Monticello August 18, 1807.
—I return you the papers received yesterday. Mr. Erskine complains of a want of communication between the British armed vessels in the Chesapeake, or off the coast. If, by off the coast, he means those which, being generally in our waters, go occasionally out of them to cruize or to acquire a title to communicate with their consul, it is too poor an evasion for him to expect us to be the dupes of. If vessels off the coast, & having never violated the proclamation, wish to communicate with their consul, they may send in by any vessel, without a flag. He gives a proof of their readiness to restore deserters, from an instance of the Chichester lying along-side a wharf at Norfolk. It would have been as applicable if Capt Stopfield and his men had been in a tavern at Norfolk. All this, too, a British sergeant is ready to swear to; & further, that he saw British deserters enlisted in their British uniform by our officer.

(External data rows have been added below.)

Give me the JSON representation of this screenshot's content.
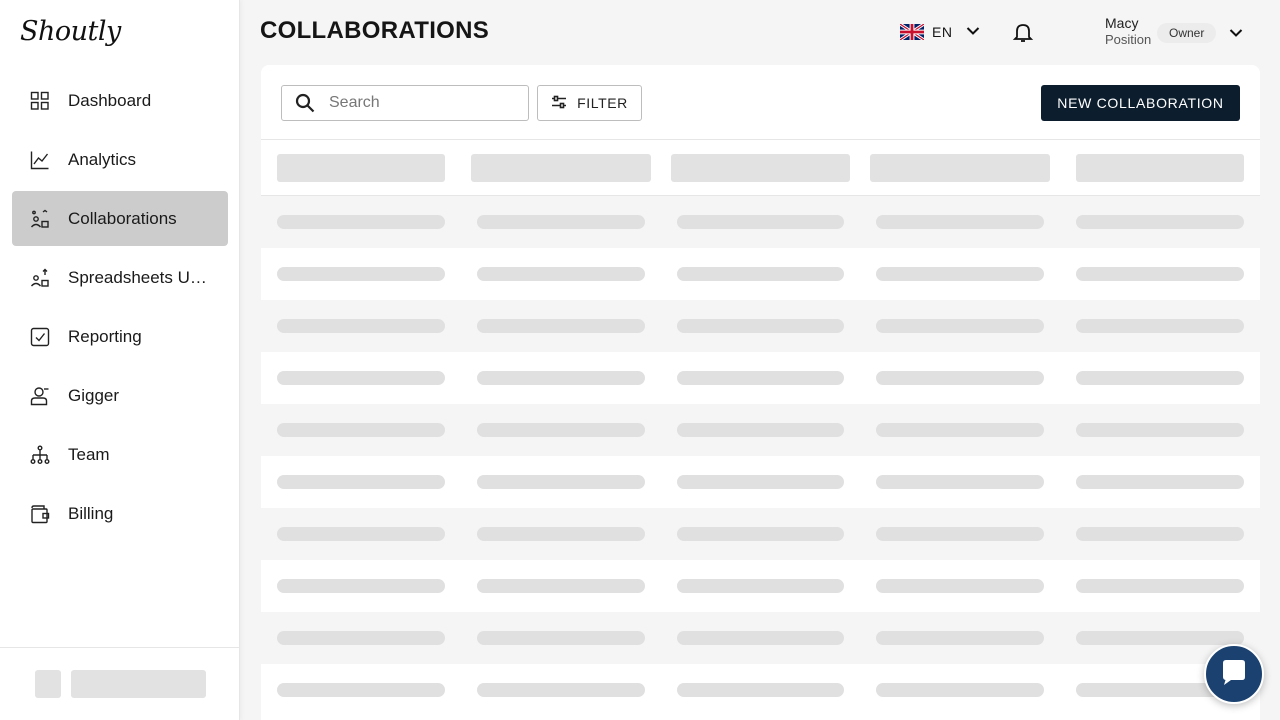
{
  "brand": {
    "logo_text": "Shoutly"
  },
  "sidebar": {
    "items": [
      {
        "label": "Dashboard",
        "icon": "grid-icon"
      },
      {
        "label": "Analytics",
        "icon": "line-chart-icon"
      },
      {
        "label": "Collaborations",
        "icon": "collaborations-icon",
        "active": true
      },
      {
        "label": "Spreadsheets Upload",
        "icon": "spreadsheet-upload-icon"
      },
      {
        "label": "Reporting",
        "icon": "checkbox-icon"
      },
      {
        "label": "Gigger",
        "icon": "user-icon"
      },
      {
        "label": "Team",
        "icon": "team-tree-icon"
      },
      {
        "label": "Billing",
        "icon": "wallet-icon"
      }
    ]
  },
  "header": {
    "title": "COLLABORATIONS",
    "language": {
      "code": "EN",
      "flag": "uk-flag-icon"
    },
    "user": {
      "name": "Macy",
      "position": "Position",
      "role": "Owner"
    }
  },
  "toolbar": {
    "search_placeholder": "Search",
    "filter_label": "FILTER",
    "new_button_label": "NEW COLLABORATION"
  },
  "table": {
    "state": "loading",
    "columns": 5,
    "rows": 10
  },
  "colors": {
    "primary": "#0c1e2e",
    "active_nav": "#cccccc",
    "chat": "#1a4170",
    "skeleton": "#e0e0e0"
  }
}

As this fact is probably false, & can easily be inquired into, names being given, and as the story of the Chichester can be ascertained by Capt Saunders, suppose you send a copy of the paper to the Secy of the Navy, and recommend to him having an inquiry made. We ought gladly to procure evidence to hang the pirates, if no objection or difficulty occur from the place of trial. If the Driver is the scene of trial, where is she? if in our waters, we can have no communication with her, if out of them, it may be inconvenient to send the witnesses. Altho’ there is neither candor nor dignity in soliciting the victualling the Columbine for 4 months for a voyage of 10 days, yet I think you had better give the permission. It is not by these huckstering manœuvres that the great national question is to be settled. I salute you affectionately.